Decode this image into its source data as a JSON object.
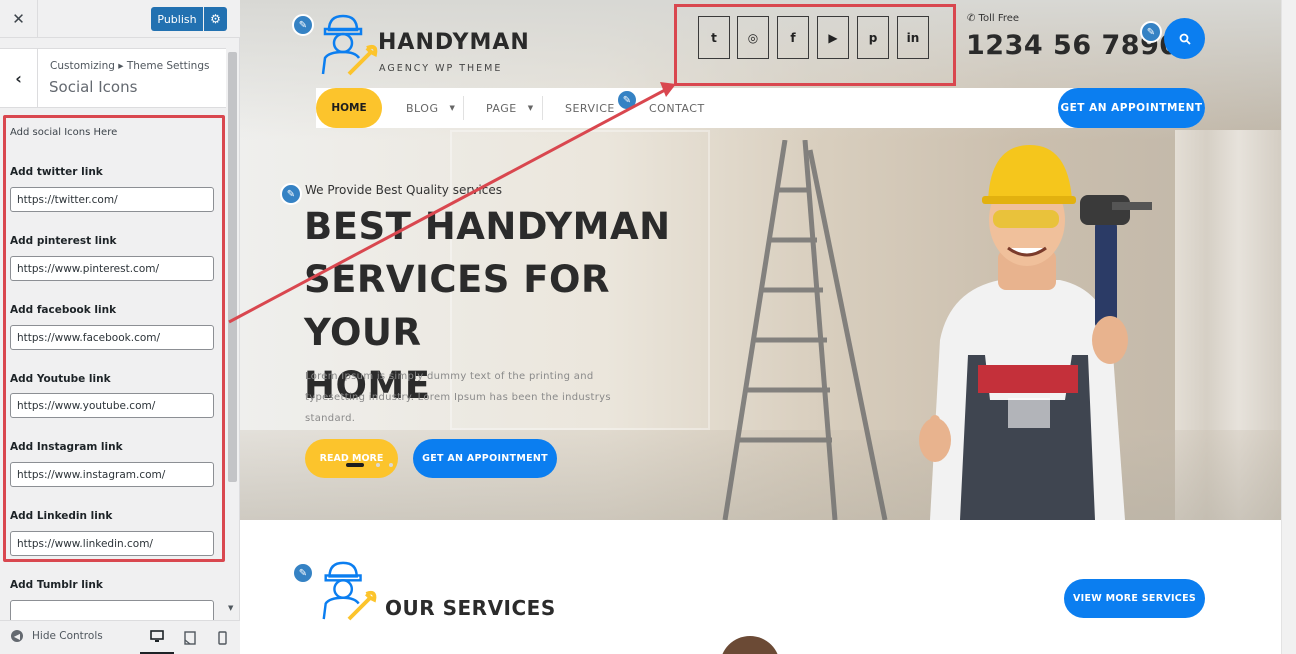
{
  "sidebar": {
    "close_icon": "close-icon",
    "publish_label": "Publish",
    "breadcrumb": "Customizing ▸ Theme Settings",
    "section_title": "Social Icons",
    "description": "Add social Icons Here",
    "fields": [
      {
        "label": "Add twitter link",
        "value": "https://twitter.com/"
      },
      {
        "label": "Add pinterest link",
        "value": "https://www.pinterest.com/"
      },
      {
        "label": "Add facebook link",
        "value": "https://www.facebook.com/"
      },
      {
        "label": "Add Youtube link",
        "value": "https://www.youtube.com/"
      },
      {
        "label": "Add Instagram link",
        "value": "https://www.instagram.com/"
      },
      {
        "label": "Add Linkedin link",
        "value": "https://www.linkedin.com/"
      },
      {
        "label": "Add Tumblr link",
        "value": ""
      }
    ],
    "hide_controls": "Hide Controls"
  },
  "site": {
    "logo_name": "HANDYMAN",
    "logo_tagline": "AGENCY WP THEME",
    "social_icons": [
      {
        "name": "twitter-icon",
        "glyph": "t"
      },
      {
        "name": "instagram-icon",
        "glyph": "◎"
      },
      {
        "name": "facebook-icon",
        "glyph": "f"
      },
      {
        "name": "youtube-icon",
        "glyph": "▶"
      },
      {
        "name": "pinterest-icon",
        "glyph": "p"
      },
      {
        "name": "linkedin-icon",
        "glyph": "in"
      }
    ],
    "toll_free": "✆ Toll Free",
    "phone": "1234 56 7890",
    "nav": {
      "home": "HOME",
      "blog": "BLOG",
      "page": "PAGE",
      "service": "SERVICE",
      "contact": "CONTACT",
      "appointment": "GET AN APPOINTMENT"
    },
    "hero": {
      "subtitle": "We Provide Best Quality services",
      "title_lines": [
        "BEST HANDYMAN",
        "SERVICES FOR YOUR",
        "HOME"
      ],
      "text": "Lorem Ipsum is simply dummy text of the printing and typesetting industry. Lorem Ipsum has been the industrys standard.",
      "read_more": "READ MORE",
      "appointment": "GET AN APPOINTMENT"
    },
    "services": {
      "title": "OUR SERVICES",
      "view_more": "VIEW MORE SERVICES"
    }
  },
  "colors": {
    "wp_blue": "#2271b1",
    "accent_blue": "#0b7ef0",
    "accent_yellow": "#fcc42c",
    "annotation_red": "#d9474f"
  }
}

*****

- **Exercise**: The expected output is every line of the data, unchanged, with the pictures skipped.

- **Exercise output**:
Decode this image into its source data as a JSON object.
{
  "sidebar": {
    "close_icon": "close-icon",
    "publish_label": "Publish",
    "breadcrumb": "Customizing ▸ Theme Settings",
    "section_title": "Social Icons",
    "description": "Add social Icons Here",
    "fields": [
      {
        "label": "Add twitter link",
        "value": "https://twitter.com/"
      },
      {
        "label": "Add pinterest link",
        "value": "https://www.pinterest.com/"
      },
      {
        "label": "Add facebook link",
        "value": "https://www.facebook.com/"
      },
      {
        "label": "Add Youtube link",
        "value": "https://www.youtube.com/"
      },
      {
        "label": "Add Instagram link",
        "value": "https://www.instagram.com/"
      },
      {
        "label": "Add Linkedin link",
        "value": "https://www.linkedin.com/"
      },
      {
        "label": "Add Tumblr link",
        "value": ""
      }
    ],
    "hide_controls": "Hide Controls"
  },
  "site": {
    "logo_name": "HANDYMAN",
    "logo_tagline": "AGENCY WP THEME",
    "social_icons": [
      {
        "name": "twitter-icon",
        "glyph": "t"
      },
      {
        "name": "instagram-icon",
        "glyph": "◎"
      },
      {
        "name": "facebook-icon",
        "glyph": "f"
      },
      {
        "name": "youtube-icon",
        "glyph": "▶"
      },
      {
        "name": "pinterest-icon",
        "glyph": "p"
      },
      {
        "name": "linkedin-icon",
        "glyph": "in"
      }
    ],
    "toll_free": "✆ Toll Free",
    "phone": "1234 56 7890",
    "nav": {
      "home": "HOME",
      "blog": "BLOG",
      "page": "PAGE",
      "service": "SERVICE",
      "contact": "CONTACT",
      "appointment": "GET AN APPOINTMENT"
    },
    "hero": {
      "subtitle": "We Provide Best Quality services",
      "title_lines": [
        "BEST HANDYMAN",
        "SERVICES FOR YOUR",
        "HOME"
      ],
      "text": "Lorem Ipsum is simply dummy text of the printing and typesetting industry. Lorem Ipsum has been the industrys standard.",
      "read_more": "READ MORE",
      "appointment": "GET AN APPOINTMENT"
    },
    "services": {
      "title": "OUR SERVICES",
      "view_more": "VIEW MORE SERVICES"
    }
  },
  "colors": {
    "wp_blue": "#2271b1",
    "accent_blue": "#0b7ef0",
    "accent_yellow": "#fcc42c",
    "annotation_red": "#d9474f"
  }
}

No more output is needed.